Exercise requirements -
All records, minus the pictures: write them out exactly.
[Data for processing]
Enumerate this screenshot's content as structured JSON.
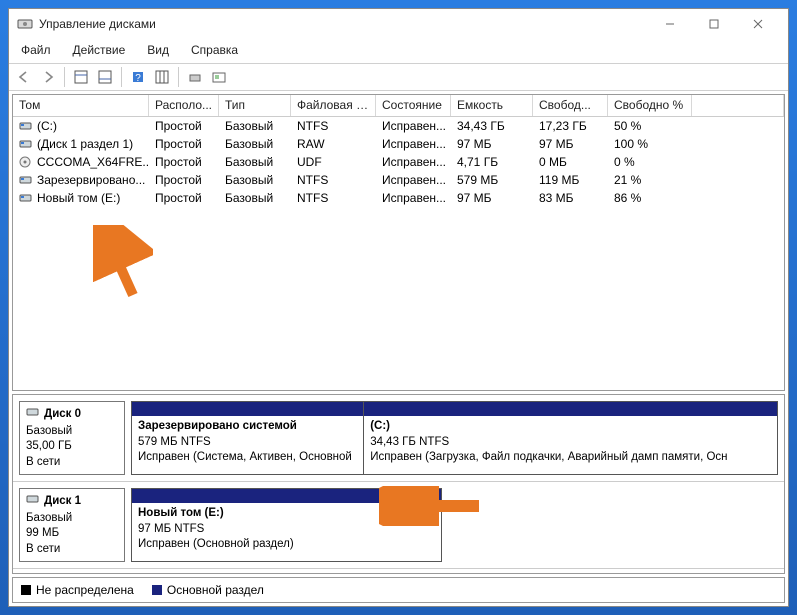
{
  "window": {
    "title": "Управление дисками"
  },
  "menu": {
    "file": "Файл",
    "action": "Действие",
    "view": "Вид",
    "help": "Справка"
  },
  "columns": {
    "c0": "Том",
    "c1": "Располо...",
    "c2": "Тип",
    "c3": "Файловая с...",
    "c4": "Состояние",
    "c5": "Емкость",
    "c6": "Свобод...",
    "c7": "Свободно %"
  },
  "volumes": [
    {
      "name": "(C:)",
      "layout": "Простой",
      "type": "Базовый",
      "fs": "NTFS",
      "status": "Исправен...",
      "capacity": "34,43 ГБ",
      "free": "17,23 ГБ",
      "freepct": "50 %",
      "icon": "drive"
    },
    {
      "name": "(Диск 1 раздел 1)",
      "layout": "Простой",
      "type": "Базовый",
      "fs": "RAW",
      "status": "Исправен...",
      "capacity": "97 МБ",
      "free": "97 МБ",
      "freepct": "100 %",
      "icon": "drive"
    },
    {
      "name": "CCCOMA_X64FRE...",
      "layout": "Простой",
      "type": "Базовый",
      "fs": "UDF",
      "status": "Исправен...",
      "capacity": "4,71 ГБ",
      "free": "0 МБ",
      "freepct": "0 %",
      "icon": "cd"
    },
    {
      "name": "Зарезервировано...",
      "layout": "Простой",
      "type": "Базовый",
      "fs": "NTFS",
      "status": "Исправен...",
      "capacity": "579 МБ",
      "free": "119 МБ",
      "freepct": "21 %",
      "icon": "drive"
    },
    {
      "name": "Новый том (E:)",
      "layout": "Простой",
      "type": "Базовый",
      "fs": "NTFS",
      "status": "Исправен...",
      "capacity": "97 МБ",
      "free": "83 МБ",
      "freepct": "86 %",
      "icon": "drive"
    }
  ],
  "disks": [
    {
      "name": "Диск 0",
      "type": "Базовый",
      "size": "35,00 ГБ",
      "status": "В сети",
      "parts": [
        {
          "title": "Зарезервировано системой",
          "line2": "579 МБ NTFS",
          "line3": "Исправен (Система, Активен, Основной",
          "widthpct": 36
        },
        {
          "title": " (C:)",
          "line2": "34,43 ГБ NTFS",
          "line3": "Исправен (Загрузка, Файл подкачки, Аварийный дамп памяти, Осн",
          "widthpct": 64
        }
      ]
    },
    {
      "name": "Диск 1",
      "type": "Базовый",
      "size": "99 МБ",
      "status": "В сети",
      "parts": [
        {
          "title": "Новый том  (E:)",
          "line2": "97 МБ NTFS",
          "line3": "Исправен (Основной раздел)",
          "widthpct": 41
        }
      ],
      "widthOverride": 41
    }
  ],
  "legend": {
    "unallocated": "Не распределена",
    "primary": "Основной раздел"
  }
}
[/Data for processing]
Reply -
Enumerate this screenshot's content as structured JSON.
{
  "window": {
    "title": "Управление дисками"
  },
  "menu": {
    "file": "Файл",
    "action": "Действие",
    "view": "Вид",
    "help": "Справка"
  },
  "columns": {
    "c0": "Том",
    "c1": "Располо...",
    "c2": "Тип",
    "c3": "Файловая с...",
    "c4": "Состояние",
    "c5": "Емкость",
    "c6": "Свобод...",
    "c7": "Свободно %"
  },
  "volumes": [
    {
      "name": "(C:)",
      "layout": "Простой",
      "type": "Базовый",
      "fs": "NTFS",
      "status": "Исправен...",
      "capacity": "34,43 ГБ",
      "free": "17,23 ГБ",
      "freepct": "50 %",
      "icon": "drive"
    },
    {
      "name": "(Диск 1 раздел 1)",
      "layout": "Простой",
      "type": "Базовый",
      "fs": "RAW",
      "status": "Исправен...",
      "capacity": "97 МБ",
      "free": "97 МБ",
      "freepct": "100 %",
      "icon": "drive"
    },
    {
      "name": "CCCOMA_X64FRE...",
      "layout": "Простой",
      "type": "Базовый",
      "fs": "UDF",
      "status": "Исправен...",
      "capacity": "4,71 ГБ",
      "free": "0 МБ",
      "freepct": "0 %",
      "icon": "cd"
    },
    {
      "name": "Зарезервировано...",
      "layout": "Простой",
      "type": "Базовый",
      "fs": "NTFS",
      "status": "Исправен...",
      "capacity": "579 МБ",
      "free": "119 МБ",
      "freepct": "21 %",
      "icon": "drive"
    },
    {
      "name": "Новый том (E:)",
      "layout": "Простой",
      "type": "Базовый",
      "fs": "NTFS",
      "status": "Исправен...",
      "capacity": "97 МБ",
      "free": "83 МБ",
      "freepct": "86 %",
      "icon": "drive"
    }
  ],
  "disks": [
    {
      "name": "Диск 0",
      "type": "Базовый",
      "size": "35,00 ГБ",
      "status": "В сети",
      "parts": [
        {
          "title": "Зарезервировано системой",
          "line2": "579 МБ NTFS",
          "line3": "Исправен (Система, Активен, Основной",
          "widthpct": 36
        },
        {
          "title": " (C:)",
          "line2": "34,43 ГБ NTFS",
          "line3": "Исправен (Загрузка, Файл подкачки, Аварийный дамп памяти, Осн",
          "widthpct": 64
        }
      ]
    },
    {
      "name": "Диск 1",
      "type": "Базовый",
      "size": "99 МБ",
      "status": "В сети",
      "parts": [
        {
          "title": "Новый том  (E:)",
          "line2": "97 МБ NTFS",
          "line3": "Исправен (Основной раздел)",
          "widthpct": 41
        }
      ],
      "widthOverride": 41
    }
  ],
  "legend": {
    "unallocated": "Не распределена",
    "primary": "Основной раздел"
  }
}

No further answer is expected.